Session 9 (Dir: Brad Anderson - 2001) I would guess that I mention this film in about one in five list based editorials that I write and for good reason.  We the viewers follow an asbestos cleaning crew as they work to clean a building that used to be a massive insane asylum.  Running short on time and resources, they struggle to get the job completed and after exhaustion starts to set in, they begin to experience odd sounds, corporeal images, and all around creepiness.  Brad Anderson masterfully crafts a tension filled film that pulls at all of your nerves while coming to a satisfying conclusion.  If you haven’t seen this one yet, then shame on you.  Oh yeah and by the way, Session 9 was shot right before a large percentage of the building was torn down then repurposed as apartments, which you can live in right now 

Gothika (Dir: Mathieu Kassovitz – 2003) When Gothika first came out, Halle Berry was a huge star, Robert Downy Jr. was quietly building up his comeback, and Penelope Cruz was a powerful and budding talent.  Yet with all this power behind the film, the movie was ripped apart and destroyed by critics which I personally felt was unfair.  This was one of those rare cases where a Hollywood studio invested a lot of money into a script that was just too dark and disturbing for mainstream audiences.  Although the film is predictable in spots, and you have to pay attention carefully to understand what is unfolding in front of you, I still feel that the film is a good horror flick that will satisfy all of you gore hounds.   Plus Halle Berry and Penelope Cruz aren’t too hard on the eyes either….

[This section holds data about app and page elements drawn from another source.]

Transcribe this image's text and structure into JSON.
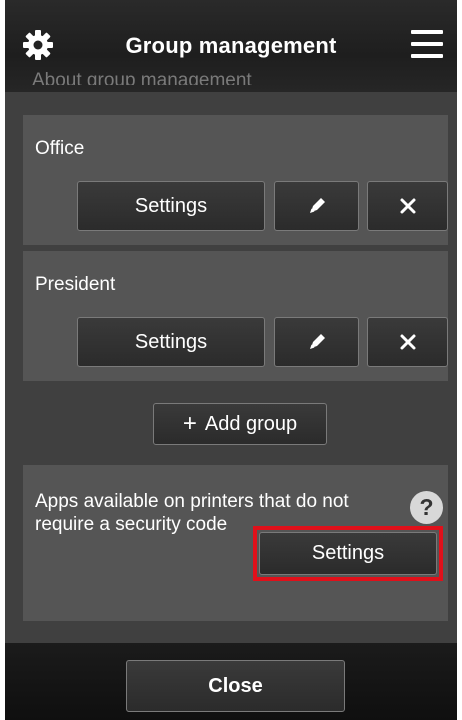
{
  "header": {
    "title": "Group management",
    "settings_icon": "gear-icon",
    "menu_icon": "hamburger-menu-icon"
  },
  "about_link": "About group management",
  "groups": [
    {
      "name": "Office",
      "settings_label": "Settings",
      "edit_icon": "pencil-icon",
      "delete_icon": "close-icon"
    },
    {
      "name": "President",
      "settings_label": "Settings",
      "edit_icon": "pencil-icon",
      "delete_icon": "close-icon"
    }
  ],
  "add_group": {
    "symbol": "+",
    "label": "Add group"
  },
  "security_section": {
    "text": "Apps available on printers that do not require a security code",
    "help_symbol": "?",
    "settings_label": "Settings",
    "highlight_color": "#e0101a"
  },
  "footer": {
    "close_label": "Close"
  },
  "colors": {
    "background": "#404040",
    "panel": "#555555",
    "header": "#1e1e1e",
    "button": "#2b2b2b",
    "text": "#ffffff"
  }
}
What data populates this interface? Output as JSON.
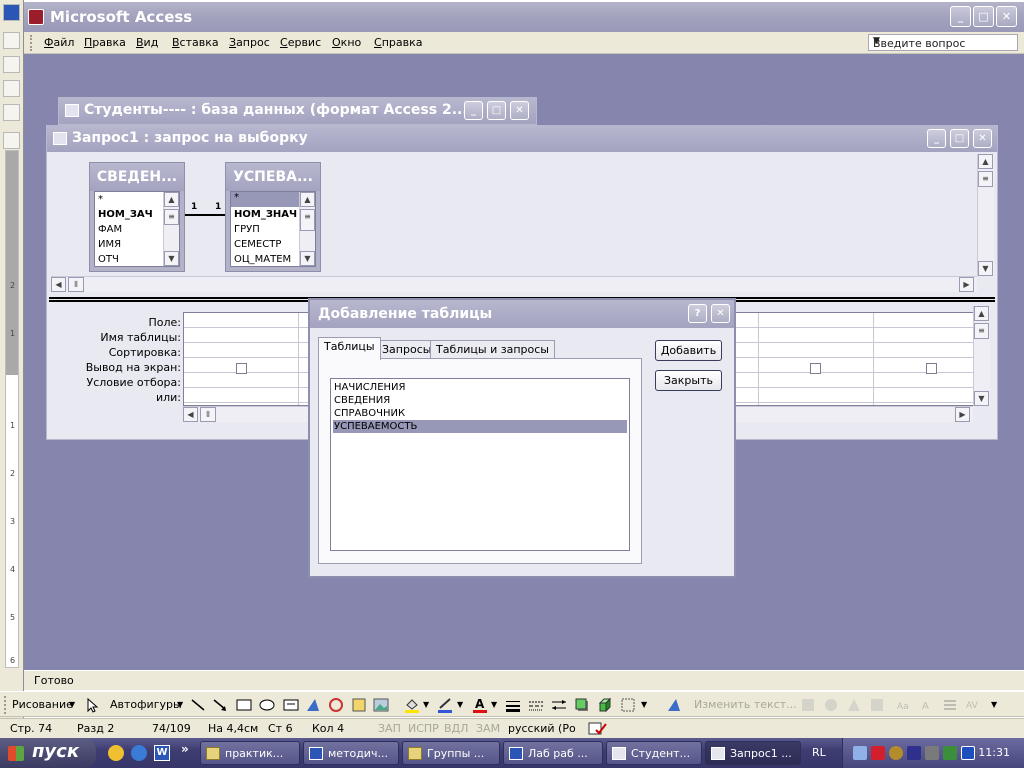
{
  "access": {
    "title": "Microsoft Access",
    "menu": [
      "Файл",
      "Правка",
      "Вид",
      "Вставка",
      "Запрос",
      "Сервис",
      "Окно",
      "Справка"
    ],
    "ask_placeholder": "Введите вопрос",
    "status": "Готово"
  },
  "db_window": {
    "title": "Студенты---- : база данных (формат Access 2..."
  },
  "query_window": {
    "title": "Запрос1 : запрос на выборку",
    "tables": [
      {
        "name": "СВЕДЕН...",
        "fields": [
          "*",
          "НОМ_ЗАЧ",
          "ФАМ",
          "ИМЯ",
          "ОТЧ"
        ]
      },
      {
        "name": "УСПЕВА...",
        "fields": [
          "*",
          "НОМ_ЗНАЧ",
          "ГРУП",
          "СЕМЕСТР",
          "ОЦ_МАТЕМ"
        ]
      }
    ],
    "relation": {
      "left": "1",
      "right": "1"
    },
    "grid_rows": [
      "Поле:",
      "Имя таблицы:",
      "Сортировка:",
      "Вывод на экран:",
      "Условие отбора:",
      "или:"
    ]
  },
  "dialog": {
    "title": "Добавление таблицы",
    "help": "?",
    "tabs": [
      "Таблицы",
      "Запросы",
      "Таблицы и запросы"
    ],
    "active_tab": "Таблицы",
    "items": [
      "НАЧИСЛЕНИЯ",
      "СВЕДЕНИЯ",
      "СПРАВОЧНИК",
      "УСПЕВАЕМОСТЬ"
    ],
    "selected": "УСПЕВАЕМОСТЬ",
    "add_label": "Добавить",
    "close_label": "Закрыть"
  },
  "drawbar": {
    "drawing": "Рисование",
    "autoshapes": "Автофигуры",
    "change_text": "Изменить текст..."
  },
  "word_status": {
    "page": "Стр. 74",
    "section": "Разд 2",
    "pages": "74/109",
    "at": "На 4,4см",
    "line": "Ст 6",
    "col": "Кол 4",
    "rec": "ЗАП",
    "trk": "ИСПР",
    "ext": "ВДЛ",
    "ovr": "ЗАМ",
    "lang": "русский (Ро"
  },
  "taskbar": {
    "start": "пуск",
    "tasks": [
      "практик...",
      "методич...",
      "Группы ...",
      "Лаб раб ...",
      "Студент...",
      "Запрос1 ..."
    ],
    "lang": "RL",
    "clock": "11:31"
  },
  "colors": {
    "mdi_bg": "#8585ad",
    "title_bar": "#a3a3c0",
    "selection": "#9797b8"
  }
}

Nightmare on Elm Street 3: The Dream Warriors (Dir: Chuck Russell – 1987) After a fairly disappointing sequel to one of the most critically well received horror films of all time, Chuck Russell and New Line Cinema realized that they had to take Freddy in a different direction.  That direction was in a mental institution filled with the remaining children from Elm Street that Freddy hadn’t gotten to yet.  They all believed that this man was out to get them in their dreams, but yet no one believed them, which according to the adults in the Freddy universe, made them insane.  What makes the film most effective for me is the fact that most of these kids may have social problems (and drugs too), but they aren’t insane enough to be retrained constantly by Lawrence Fishburn.  They are normal kids who have a crippling fear that the adults don’t understand which makes them crazy.  That in itself is terrifying enough before Freddy even enters the picture.

Patrick (Dir: Richard Franklin – 1978) Rounding out the list, we have an Australian film about a man named Patrick (Robert Thompson) who killed his mother and her special guy friend and has since been in a catatonic state.  If that isn’t creepy enough, he just sits in his bed with his eyes wide open while occasionally hocking loogers at people as a sort of unavoidable reflex.   When the new nurse gets hired (Susan Penhaligon), Patrick falls in love with her and uses telekinesis to make life a living hell for any guy that tries to take her away.  It’s a low budget classic that is in the remake works, so you best get your hands on this one now so you can say “the original can’t be topped” before your friend even knows the remake exists.  Plus, it is a pretty great flick from the Land of Oz


We make the connection that in order for someone to commit the atrocities that are practically a given in horror films, they must be mentally unstable.  And what is worse than a single unstable person?  Well that would be a whole building full of them.  I’m not saying this connotation is correct to believe at all, but in the realm of horror where most of us call home, it’s certainly a well established cliché’. If you have your own requests for editorials you would like to see us write feel free to shoot us an email at scoops@horror-movies.ca and we will oblige you!

blog comments powered by Disqus